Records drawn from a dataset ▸
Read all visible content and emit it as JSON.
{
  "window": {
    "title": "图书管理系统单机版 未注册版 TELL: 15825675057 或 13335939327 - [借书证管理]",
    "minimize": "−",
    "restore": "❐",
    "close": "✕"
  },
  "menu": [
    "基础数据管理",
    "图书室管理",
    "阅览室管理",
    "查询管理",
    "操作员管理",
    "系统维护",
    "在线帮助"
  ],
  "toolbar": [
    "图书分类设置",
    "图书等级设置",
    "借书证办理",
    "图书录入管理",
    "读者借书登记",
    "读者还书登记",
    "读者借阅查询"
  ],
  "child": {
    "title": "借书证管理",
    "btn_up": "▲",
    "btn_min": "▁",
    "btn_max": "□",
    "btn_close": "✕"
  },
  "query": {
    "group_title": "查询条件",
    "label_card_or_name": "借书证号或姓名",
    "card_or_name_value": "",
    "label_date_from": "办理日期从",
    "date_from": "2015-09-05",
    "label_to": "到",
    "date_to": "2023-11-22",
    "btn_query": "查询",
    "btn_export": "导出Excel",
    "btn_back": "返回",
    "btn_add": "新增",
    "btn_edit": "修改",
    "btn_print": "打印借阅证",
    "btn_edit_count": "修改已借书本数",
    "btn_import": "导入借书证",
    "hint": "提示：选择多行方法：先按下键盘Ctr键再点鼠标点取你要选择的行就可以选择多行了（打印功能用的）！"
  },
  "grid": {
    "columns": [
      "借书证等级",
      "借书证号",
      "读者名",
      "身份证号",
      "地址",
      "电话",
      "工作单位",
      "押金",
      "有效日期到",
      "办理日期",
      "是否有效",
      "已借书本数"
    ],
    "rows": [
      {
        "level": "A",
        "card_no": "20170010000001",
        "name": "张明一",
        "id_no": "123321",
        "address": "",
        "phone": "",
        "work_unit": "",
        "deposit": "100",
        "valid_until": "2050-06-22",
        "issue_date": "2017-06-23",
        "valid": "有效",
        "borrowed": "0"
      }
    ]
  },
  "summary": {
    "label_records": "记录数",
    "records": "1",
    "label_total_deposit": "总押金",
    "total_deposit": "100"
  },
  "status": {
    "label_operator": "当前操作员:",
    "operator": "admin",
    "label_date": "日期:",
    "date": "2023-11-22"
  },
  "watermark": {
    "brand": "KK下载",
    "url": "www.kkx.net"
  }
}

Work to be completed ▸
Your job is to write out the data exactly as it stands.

Answer box ▸
Read all visible content and emit it as JSON.
{
  "window": {
    "title": "图书管理系统单机版 未注册版 TELL: 15825675057 或 13335939327 - [借书证管理]",
    "minimize": "−",
    "restore": "❐",
    "close": "✕"
  },
  "menu": [
    "基础数据管理",
    "图书室管理",
    "阅览室管理",
    "查询管理",
    "操作员管理",
    "系统维护",
    "在线帮助"
  ],
  "toolbar": [
    "图书分类设置",
    "图书等级设置",
    "借书证办理",
    "图书录入管理",
    "读者借书登记",
    "读者还书登记",
    "读者借阅查询"
  ],
  "child": {
    "title": "借书证管理",
    "btn_up": "▲",
    "btn_min": "▁",
    "btn_max": "□",
    "btn_close": "✕"
  },
  "query": {
    "group_title": "查询条件",
    "label_card_or_name": "借书证号或姓名",
    "card_or_name_value": "",
    "label_date_from": "办理日期从",
    "date_from": "2015-09-05",
    "label_to": "到",
    "date_to": "2023-11-22",
    "btn_query": "查询",
    "btn_export": "导出Excel",
    "btn_back": "返回",
    "btn_add": "新增",
    "btn_edit": "修改",
    "btn_print": "打印借阅证",
    "btn_edit_count": "修改已借书本数",
    "btn_import": "导入借书证",
    "hint": "提示：选择多行方法：先按下键盘Ctr键再点鼠标点取你要选择的行就可以选择多行了（打印功能用的）！"
  },
  "grid": {
    "columns": [
      "借书证等级",
      "借书证号",
      "读者名",
      "身份证号",
      "地址",
      "电话",
      "工作单位",
      "押金",
      "有效日期到",
      "办理日期",
      "是否有效",
      "已借书本数"
    ],
    "rows": [
      {
        "level": "A",
        "card_no": "20170010000001",
        "name": "张明一",
        "id_no": "123321",
        "address": "",
        "phone": "",
        "work_unit": "",
        "deposit": "100",
        "valid_until": "2050-06-22",
        "issue_date": "2017-06-23",
        "valid": "有效",
        "borrowed": "0"
      }
    ]
  },
  "summary": {
    "label_records": "记录数",
    "records": "1",
    "label_total_deposit": "总押金",
    "total_deposit": "100"
  },
  "status": {
    "label_operator": "当前操作员:",
    "operator": "admin",
    "label_date": "日期:",
    "date": "2023-11-22"
  },
  "watermark": {
    "brand": "KK下载",
    "url": "www.kkx.net"
  }
}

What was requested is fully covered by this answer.